- Externally hosted and managed by the provider
- Delivered in a one-to-many delivery model
- Subscribed to on a pay-for-use basis
Other variables companies should discuss with vendors include the distributed environment uptime — it should be somewhere near 99.999 percent — and the extent to which data encryption is included. Protection of customer data is fast becoming mandatory in newly instituted state data security regulations, so it’s always best to be ahead of the curve.
In the end, SaaS makes sense for the large majority. The advantage of this delivery model is that companies do not need to jump into it with both feet. Try focusing on resource-intensive supporting applications first to get the feel for how things work, and then make future decisions based on these experiences.
Goals should be set high, though, as companies only looking to improve their communications or storage processes will succeed but will miss out on larger ROI possibilities. Employing SaaS for many costly, nonbusiness critical initiatives will not only boost the productivity of IT staffs, but also profoundly impact the value to the business.

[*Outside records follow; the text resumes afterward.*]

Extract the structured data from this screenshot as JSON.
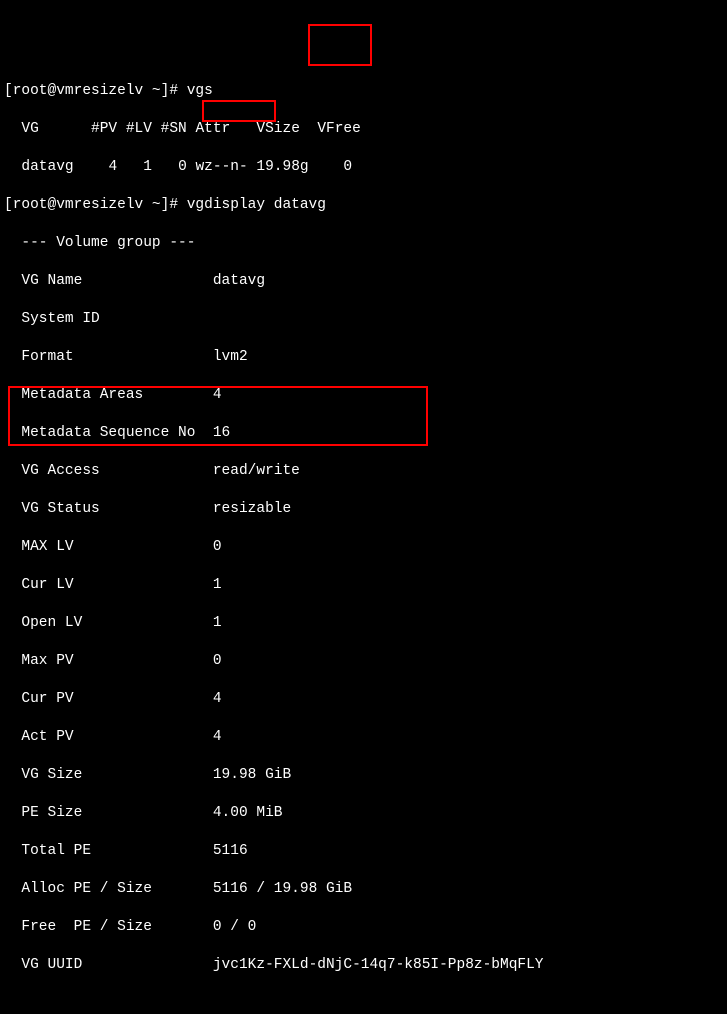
{
  "prompt1": {
    "user_host": "[root@vmresizelv ~]#",
    "cmd": "vgs"
  },
  "vgs_header": {
    "vg": "VG",
    "pv": "#PV",
    "lv": "#LV",
    "sn": "#SN",
    "attr": "Attr",
    "vsize": "VSize",
    "vfree": "VFree"
  },
  "vgs_row": {
    "vg": "datavg",
    "pv": "4",
    "lv": "1",
    "sn": "0",
    "attr": "wz--n-",
    "vsize": "19.98g",
    "vfree": "0"
  },
  "prompt2": {
    "user_host": "[root@vmresizelv ~]#",
    "cmd": "vgdisplay datavg"
  },
  "section_header": "--- Volume group ---",
  "fields": {
    "vg_name": {
      "label": "VG Name",
      "value": "datavg"
    },
    "system_id": {
      "label": "System ID",
      "value": ""
    },
    "format": {
      "label": "Format",
      "value": "lvm2"
    },
    "meta_areas": {
      "label": "Metadata Areas",
      "value": "4"
    },
    "meta_seq": {
      "label": "Metadata Sequence No",
      "value": "16"
    },
    "vg_access": {
      "label": "VG Access",
      "value": "read/write"
    },
    "vg_status": {
      "label": "VG Status",
      "value": "resizable"
    },
    "max_lv": {
      "label": "MAX LV",
      "value": "0"
    },
    "cur_lv": {
      "label": "Cur LV",
      "value": "1"
    },
    "open_lv": {
      "label": "Open LV",
      "value": "1"
    },
    "max_pv": {
      "label": "Max PV",
      "value": "0"
    },
    "cur_pv": {
      "label": "Cur PV",
      "value": "4"
    },
    "act_pv": {
      "label": "Act PV",
      "value": "4"
    },
    "vg_size": {
      "label": "VG Size",
      "value": "19.98 GiB"
    },
    "pe_size": {
      "label": "PE Size",
      "value": "4.00 MiB"
    },
    "total_pe": {
      "label": "Total PE",
      "value": "5116"
    },
    "alloc_pe": {
      "label": "Alloc PE / Size",
      "value": "5116 / 19.98 GiB"
    },
    "free_pe": {
      "label": "Free  PE / Size",
      "value": "0 / 0"
    },
    "vg_uuid": {
      "label": "VG UUID",
      "value": "jvc1Kz-FXLd-dNjC-14q7-k85I-Pp8z-bMqFLY"
    }
  },
  "highlight_color": "#ff0000"
}
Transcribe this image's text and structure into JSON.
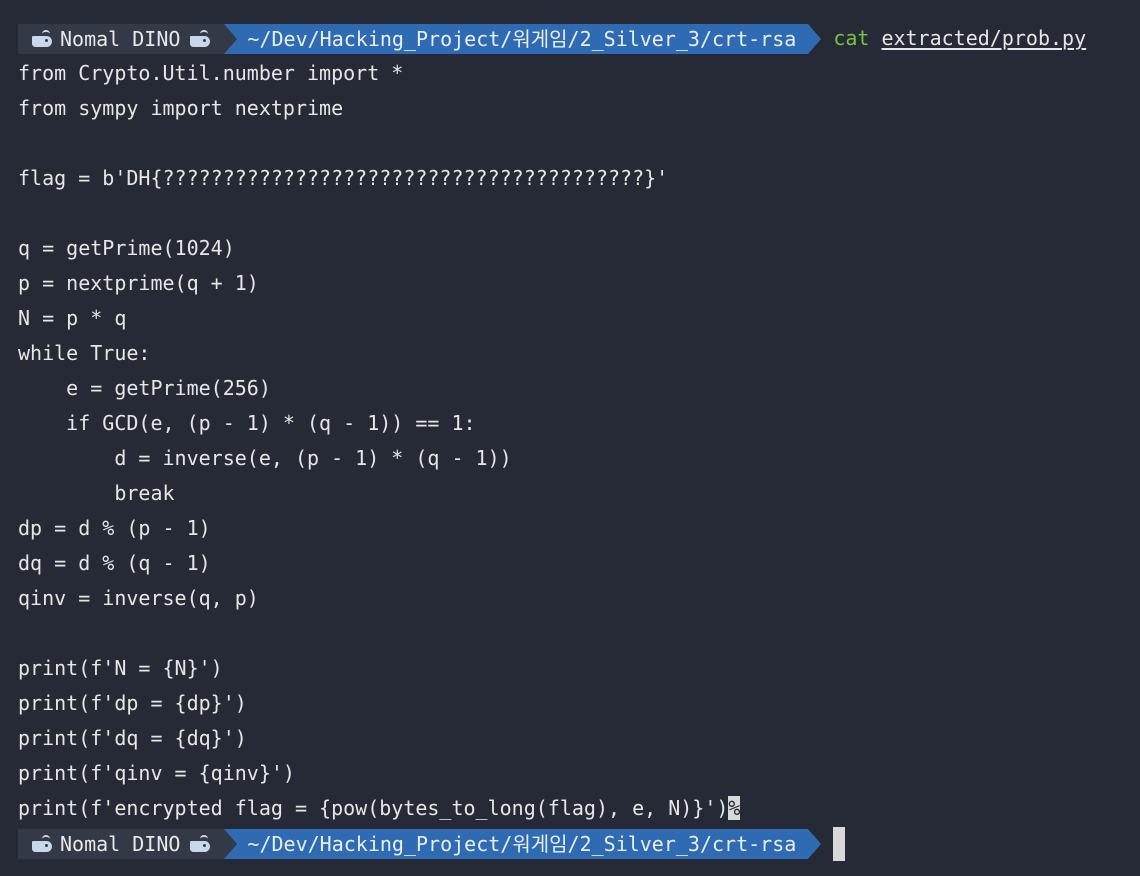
{
  "prompt": {
    "user": "Nomal DINO",
    "left_icon": "whale-icon",
    "right_icon": "whale-icon",
    "path": "~/Dev/Hacking_Project/워게임/2_Silver_3/crt-rsa",
    "user_bg": "#343947",
    "path_bg": "#2f6bb3"
  },
  "command": {
    "name": "cat",
    "argument": "extracted/prob.py",
    "name_color": "#7ac142"
  },
  "output_lines": [
    "from Crypto.Util.number import *",
    "from sympy import nextprime",
    "",
    "flag = b'DH{????????????????????????????????????????}'",
    "",
    "q = getPrime(1024)",
    "p = nextprime(q + 1)",
    "N = p * q",
    "while True:",
    "    e = getPrime(256)",
    "    if GCD(e, (p - 1) * (q - 1)) == 1:",
    "        d = inverse(e, (p - 1) * (q - 1))",
    "        break",
    "dp = d % (p - 1)",
    "dq = d % (q - 1)",
    "qinv = inverse(q, p)",
    "",
    "print(f'N = {N}')",
    "print(f'dp = {dp}')",
    "print(f'dq = {dq}')",
    "print(f'qinv = {qinv}')",
    "print(f'encrypted flag = {pow(bytes_to_long(flag), e, N)}')"
  ],
  "no_newline_marker": "%"
}
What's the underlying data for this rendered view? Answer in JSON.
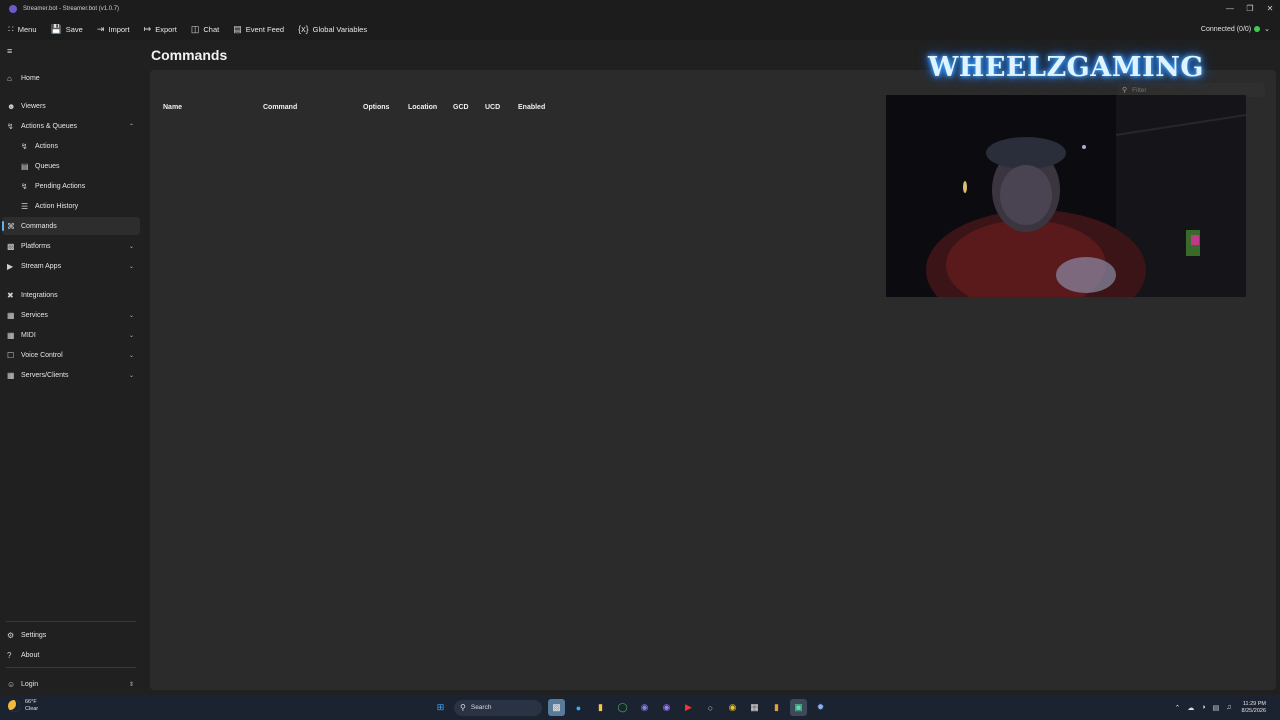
{
  "window": {
    "title": "Streamer.bot - Streamer.bot (v1.0.7)"
  },
  "toolbar": {
    "menu": "Menu",
    "save": "Save",
    "import": "Import",
    "export": "Export",
    "chat": "Chat",
    "event_feed": "Event Feed",
    "global_variables": "Global Variables",
    "connection_status": "Connected (0/0)"
  },
  "sidebar": {
    "home": "Home",
    "viewers": "Viewers",
    "actions_queues": "Actions & Queues",
    "actions": "Actions",
    "queues": "Queues",
    "pending_actions": "Pending Actions",
    "action_history": "Action History",
    "commands": "Commands",
    "platforms": "Platforms",
    "stream_apps": "Stream Apps",
    "integrations": "Integrations",
    "services": "Services",
    "midi": "MIDI",
    "voice_control": "Voice Control",
    "servers_clients": "Servers/Clients",
    "settings": "Settings",
    "about": "About",
    "login": "Login"
  },
  "main": {
    "title": "Commands",
    "filter_placeholder": "Filter",
    "columns": [
      "Name",
      "Command",
      "Options",
      "Location",
      "GCD",
      "UCD",
      "Enabled"
    ]
  },
  "overlay": {
    "logo_text": "WHEELZGAMING"
  },
  "taskbar": {
    "temperature": "66°F",
    "weather": "Clear",
    "search": "Search",
    "time": "11:29 PM",
    "date": "8/25/2026"
  },
  "colors": {
    "accent": "#5fb2f2",
    "connected": "#3ccf4e",
    "logo_glow": "#2b8cff"
  }
}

Mary Kay Roberto is senior vice president and general manager ofMimecast North America, a SaaS provider of a technology platform designed to radically improve the way companies manage their most important business communications and data.
Nice summary of decision points and planning. You also touched on non-differentiating services and I would suggest there is also a subset I would call cross-organizational collaboration. So many SaaS applications are simply hosted apps when there are real benefits to be gained by facilitating collaboration between organizations. This is where benefits beyond cost savings will be realized.